But is that really surviving? Actually, no. I never ran out of prey to hunt. With controlling a lynx, an animal that has a higher place in the food chain, things are easier as well. You can sneak your way around many possible risks in the further playthrough (for example knowing where birds hunt for food or where you can step into a swamp) and I actually would have preferred more potential trouble to face. Even the changing seasons did not add anything significant to it like nature normally would.
Cub A, A, A and… A?
Though I feel very connected to my little meowing furballs, I wished they would have had more character and I can understand that some people might not get a deep bond with the four offsprings. Honestly, they were all the perfect children… Which is very unlikely. One got a little bit astray, but never too far away to get into a panic to search for it. Say ‘meow?’ and there it is, running to you in an exemplary way! They all followed me like little soldiers. This sure made things easier and even more when they are older.
Raising them can be a challenge and I can understand that this game did not want to overwhelm the player as interest may fade. Adding character and little structure to all cubs they would have been more believable and even more likeable. A tough challenge would have been if all the cubs would flee after encountering an attack of a hawk… but instead, they just stood there, unimpressed by the cry of their sibling. Also, if mom rushed off, they could always keep up with only a slight delay. Never get lost or distracted… I love them either way, but I might be biased due to my undying love for cats and other animals.
Shelter Generations does offer you a little more than “just” those two games and the Mountains DLC for Shelter 2. You actually can read some short stories that are illustrated in a very lively and overly adorable way in the same paper cutout art style I grew so fond of. “The Lonesome Fog” is a little story about a cub facing its fear of life and touched me very deeply, while Fabled from the Den are small life lessons taught by different animals.
Shelter Generations is an enhanced port for the Nintendo Switch, including the two games Paws and Shelters 2, as well as the soundtracks and those virtual stories I really enjoyed having.

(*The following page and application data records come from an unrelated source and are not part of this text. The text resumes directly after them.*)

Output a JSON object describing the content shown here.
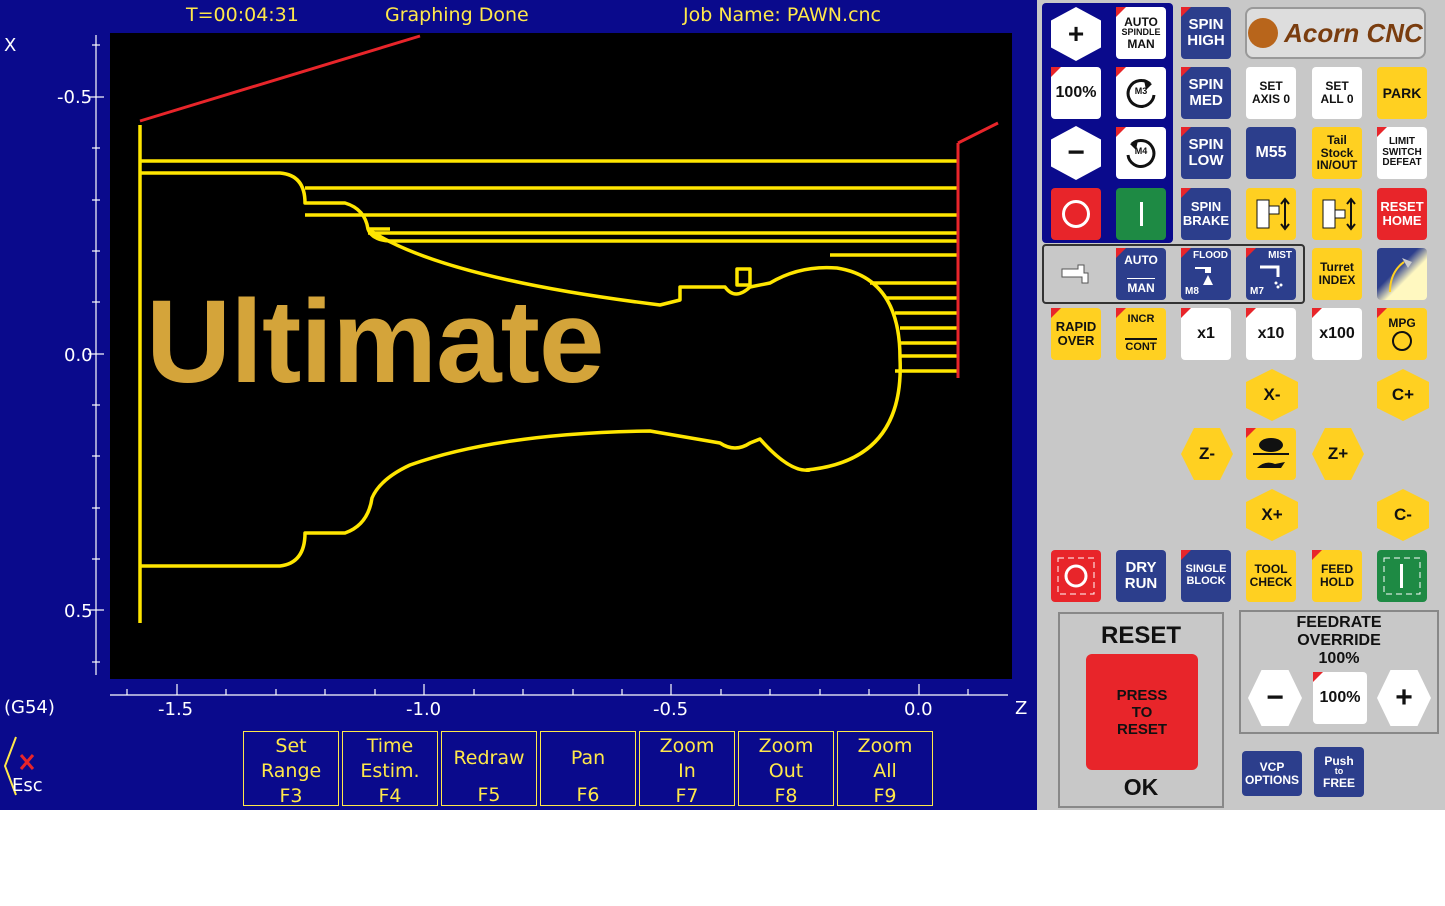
{
  "header": {
    "timer": "T=00:04:31",
    "status": "Graphing Done",
    "job": "Job Name: PAWN.cnc"
  },
  "plot": {
    "x_axis_label": "X",
    "z_axis_label": "Z",
    "x_ticks": [
      "-0.5",
      "0.0",
      "0.5"
    ],
    "z_ticks": [
      "-1.5",
      "-1.0",
      "-0.5",
      "0.0"
    ],
    "watermark": "Ultimate",
    "coord_system": "(G54)"
  },
  "esc": {
    "label": "Esc"
  },
  "fkeys": [
    {
      "label": "Set Range",
      "key": "F3"
    },
    {
      "label": "Time Estim.",
      "key": "F4"
    },
    {
      "label": "Redraw",
      "key": "F5"
    },
    {
      "label": "Pan",
      "key": "F6"
    },
    {
      "label": "Zoom In",
      "key": "F7"
    },
    {
      "label": "Zoom Out",
      "key": "F8"
    },
    {
      "label": "Zoom All",
      "key": "F9"
    }
  ],
  "vcp": {
    "logo": "Acorn CNC",
    "spindle_pct": "100%",
    "auto_spindle": [
      "AUTO",
      "SPINDLE",
      "MAN"
    ],
    "m3": "M3",
    "m4": "M4",
    "spin_high": [
      "SPIN",
      "HIGH"
    ],
    "spin_med": [
      "SPIN",
      "MED"
    ],
    "spin_low": [
      "SPIN",
      "LOW"
    ],
    "spin_brake": [
      "SPIN",
      "BRAKE"
    ],
    "set_axis": [
      "SET",
      "AXIS 0"
    ],
    "set_all": [
      "SET",
      "ALL 0"
    ],
    "park": "PARK",
    "m55": "M55",
    "tailstock": [
      "Tail",
      "Stock",
      "IN/OUT"
    ],
    "limit": [
      "LIMIT",
      "SWITCH",
      "DEFEAT"
    ],
    "reset_home": [
      "RESET",
      "HOME"
    ],
    "coolant_auto": [
      "AUTO",
      "MAN"
    ],
    "flood": [
      "FLOOD",
      "M8"
    ],
    "mist": [
      "MIST",
      "M7"
    ],
    "turret": [
      "Turret",
      "INDEX"
    ],
    "rapid": [
      "RAPID",
      "OVER"
    ],
    "incr": [
      "INCR",
      "CONT"
    ],
    "x1": "x1",
    "x10": "x10",
    "x100": "x100",
    "mpg": "MPG",
    "jog_x_minus": "X-",
    "jog_x_plus": "X+",
    "jog_z_minus": "Z-",
    "jog_z_plus": "Z+",
    "jog_c_plus": "C+",
    "jog_c_minus": "C-",
    "dry_run": [
      "DRY",
      "RUN"
    ],
    "single_block": [
      "SINGLE",
      "BLOCK"
    ],
    "tool_check": [
      "TOOL",
      "CHECK"
    ],
    "feed_hold": [
      "FEED",
      "HOLD"
    ],
    "reset_title": "RESET",
    "reset_btn": [
      "PRESS",
      "TO",
      "RESET"
    ],
    "reset_ok": "OK",
    "feedrate_title": [
      "FEEDRATE",
      "OVERRIDE"
    ],
    "feedrate_value": "100%",
    "feedrate_btn": "100%",
    "vcp_options": [
      "VCP",
      "OPTIONS"
    ],
    "push_free": [
      "Push",
      "to",
      "FREE"
    ]
  },
  "colors": {
    "background": "#0a0a8c",
    "toolpath": "#ffe600",
    "rapid": "#e8252a",
    "panel": "#c8c8c8",
    "accent": "#ffd021"
  }
}
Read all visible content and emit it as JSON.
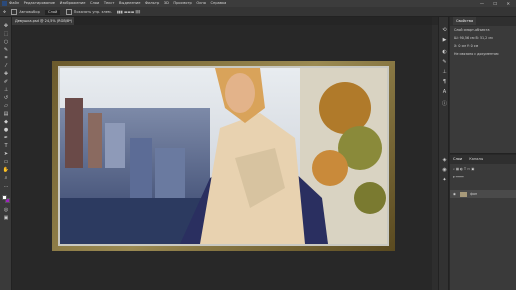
{
  "menubar": {
    "items": [
      "Файл",
      "Редактирование",
      "Изображение",
      "Слои",
      "Текст",
      "Выделение",
      "Фильтр",
      "3D",
      "Просмотр",
      "Окно",
      "Справка"
    ],
    "window_controls": "—  ☐  ✕"
  },
  "options_bar": {
    "auto_select_label": "Автовыбор",
    "layer_value": "Слой",
    "transform_label": "Показать упр. элем."
  },
  "document_tab": {
    "title": "Девушка.psd @ 24,5% (RGB/8*) ×"
  },
  "panels": {
    "top_tabs": [
      "Свойства"
    ],
    "top_rows": [
      "Слой смарт-объекта",
      "Ш: 90,56 см   В: 51,2 см",
      "X: 0 см   Y: 0 см",
      "Не связано с документом"
    ],
    "bottom_tabs": [
      "Слои",
      "Каналы"
    ],
    "layer_name": "фон"
  },
  "colors": {
    "background": "#282828",
    "foreground_swatch": "#ffffff",
    "background_swatch": "#a020c0",
    "frame_gold": "#9b8a52"
  }
}
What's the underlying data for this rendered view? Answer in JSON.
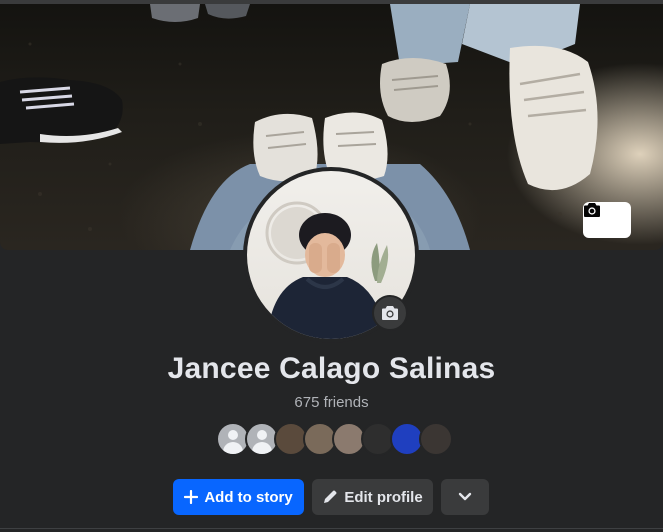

Hey, you made it until here! Or did you skip my long review for this game? Either way, you really want to know if this game is worth your money. It might be a little bit pricey, but I can recommend this game to you if you are up for this kind of game (and better at feeding a bear cub than I am).
Having an uneasy feeling, not being able to do something, but also feeling safe because of the loving care of your mother is a unique experience as well as secure survival for you and the kids. Speaking of which, Shelter Generations is, due to its cute artsy style, not really suitable for children.
Shelter 2 and Paws provide several hours of fun if you are into that type of game. Replay value is high if you want to start a new family with one of your cubs and you still have two games for $19.99 USD or £18.09 GBP. But, like the gentlemen on SwitchWatch told you as much as I did before if this is not your cup of tea, the game could cost barely nothing and it would be a waste of money. For my taste and the people loving a survival or a unique game experience, I would tell them to go for it. It is not perfect, but I had a bath of emotions with it I do not want to miss anymore.
* A review copy of this game was kindly provided by CIRCLE Ent..
Unique, gorgeous visuals
The included level editor, complete with online sharing, opens the game up for much more content
Strong game without many words
Nice value, stunning soundtracks
Lack of life in some locations
Higher difficulty would have been nice
"Edgy cubs" would have been more believable